One of the women in the cervical cancer trial whose tumors disappeared is Arrica Wallace, of Manhattan, Kansas, west of Topeka. She was 35 when her cancer was discovered in 2011. It spread widely, with one tumor so large that it blocked half of her windpipe. The strongest chemotherapy and radiation failed to help, and doctors gave her less than a year to live.

But with sons 8 and 12 years old, “I couldn’t give up,” Wallace said.

Her doctor heard about the immune therapy trial at the Cancer Institute. She enrolled in the study, and researchers removed one of her tumors, isolated special immune system cells that were attacking it, multiplied them in the lab and gave billions of them back to her in a one-time infusion. They also gave her drugs to boost her immune response — “like Gatorade for the cells,” she said.

“It’s been 22 months since treatment and 17 months of completely clean scans” that show no sign of cancer, Wallace said.

Researchers have made great strides recently in the hunt for ways to boost the body’s natural ability to fight cancer. The most success so far has been against the skin cancer melanoma and certain kinds of leukemia.

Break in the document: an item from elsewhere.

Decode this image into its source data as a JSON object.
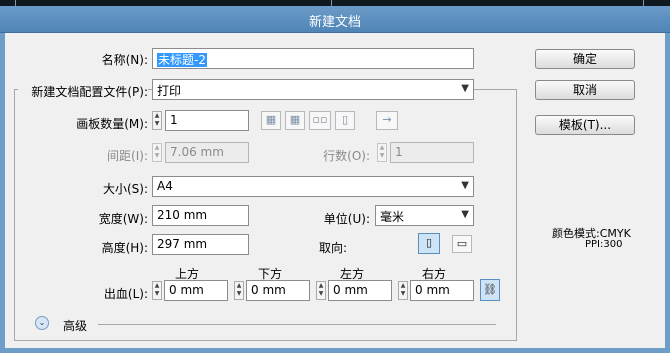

The second woman to have a complete response has been cancer-free for 15 months so far, said a study leader, Dr. Christian Hinrichs of the Cancer Institute.

“There’s no way to know,” though, whether the results will be permanent, Hinrichs said.

A third woman had tumor shrinkage that lasted only three months. The other six women did not respond to treatment and researchers are trying to determine why.

The cervical cancer treatment in the institute’s pilot study involved sampling a woman’s tumor, isolating special immune system cells that were attacking it, multiplying them in the lab and giving them back to the patient in a one-time infusion.

Doctors are trying the treatment on several dozen more women with advanced cervical cancer. And it could someday be offered at many cancer centers the way bone marrow and stem cell transplants are now.

Researchers also are testing the treatment against throat, anal and other cancers caused by HPV but do not have results yet.

Many private companies are pursuing other treatments that are given like drugs aimed at the immune system.

Also discussed at the American Society of Clinical Oncology conference:

◆ Bristol-Myers Squibb Co.’s Yervoy, the first immune therapy to improve survival of advanced, inoperable melanoma, also helped prevent recurrence when given to people with earlier stage disease at regular intervals after surgery, a study of nearly 1,000 patients found. But severe side effects caused half to quit treatment, and five people died from it. Doctors think a lower dose might minimize these problems. The drug also costs more than $100,000 for initial treatment, so long-term cost is a concern.

◆ Nivolumab, an experimental therapy from Bristol-Myers, extended survival by 3 1/2 years on average when given with Yervoy to people with very advanced melanoma, far better than any previous treatments. Nine of 53 patients treated had complete remissions.

◆ Merck & Co.’s experimental therapy pembrolizumab gave one-year survival rates of about 69 percent in a study of 411 patients with very advanced melanoma, including many previously treated with Yervoy.

◆ Genentech’s experimental immune therapy for bladder cancer shrank tumors in 13 of 30 patients with advanced bladder cancer for which there are hardly any treatment options now. All signs of cancer disappeared in two patients.

Immune therapy struggled for years with just occasional small gains, but “now we have cruise missiles” giving better kill rates against many tumor types, said Dr. Steven O’Day of the University of Southern California.

Others tempered their enthusiasm, noting that some promising approaches produced more limited gains once they were more fully researched.

“Let’s not forget the history” of what seems like progress with a new approach, said Dr. Len Lichtenfeld, deputy chief medical officer of the American Cancer Society. “It doesn’t always work out the way it appears to be heading.”

———

Online:

http://www.cancer.net

National Cancer Institute: http://tinyurl.com/o5p6ahb



© 2014 Sun-Times Media, LLC. All rights reserved. This material may not be copied or distributed without permission. For more information about reprints and permissions, visit www.suntimesreprints.com. To order a reprint of this article, click here.